##### RECORDS TO PROCESS

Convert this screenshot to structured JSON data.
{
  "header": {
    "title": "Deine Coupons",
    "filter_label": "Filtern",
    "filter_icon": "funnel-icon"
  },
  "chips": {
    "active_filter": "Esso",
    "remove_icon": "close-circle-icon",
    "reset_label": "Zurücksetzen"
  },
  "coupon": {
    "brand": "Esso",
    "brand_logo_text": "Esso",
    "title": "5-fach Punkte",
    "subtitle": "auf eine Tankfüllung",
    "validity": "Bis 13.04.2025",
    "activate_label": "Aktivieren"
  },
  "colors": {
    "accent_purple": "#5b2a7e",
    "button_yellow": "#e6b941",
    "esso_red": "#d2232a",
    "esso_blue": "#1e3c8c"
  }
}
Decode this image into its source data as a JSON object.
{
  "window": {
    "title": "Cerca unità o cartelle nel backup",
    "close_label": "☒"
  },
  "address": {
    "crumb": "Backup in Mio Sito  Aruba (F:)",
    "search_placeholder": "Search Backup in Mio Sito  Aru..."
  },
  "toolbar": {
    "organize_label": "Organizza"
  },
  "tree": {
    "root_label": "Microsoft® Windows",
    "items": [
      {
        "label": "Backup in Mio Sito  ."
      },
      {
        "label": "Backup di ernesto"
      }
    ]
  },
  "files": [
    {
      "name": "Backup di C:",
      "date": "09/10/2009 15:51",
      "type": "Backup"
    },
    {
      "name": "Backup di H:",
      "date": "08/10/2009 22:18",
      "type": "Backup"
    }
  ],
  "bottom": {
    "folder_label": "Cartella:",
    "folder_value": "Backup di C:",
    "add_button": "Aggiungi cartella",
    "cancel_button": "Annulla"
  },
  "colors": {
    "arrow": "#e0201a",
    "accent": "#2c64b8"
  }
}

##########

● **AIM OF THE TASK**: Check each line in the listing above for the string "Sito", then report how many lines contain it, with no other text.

● **RESPONSE TO THE EXERCISE**: 3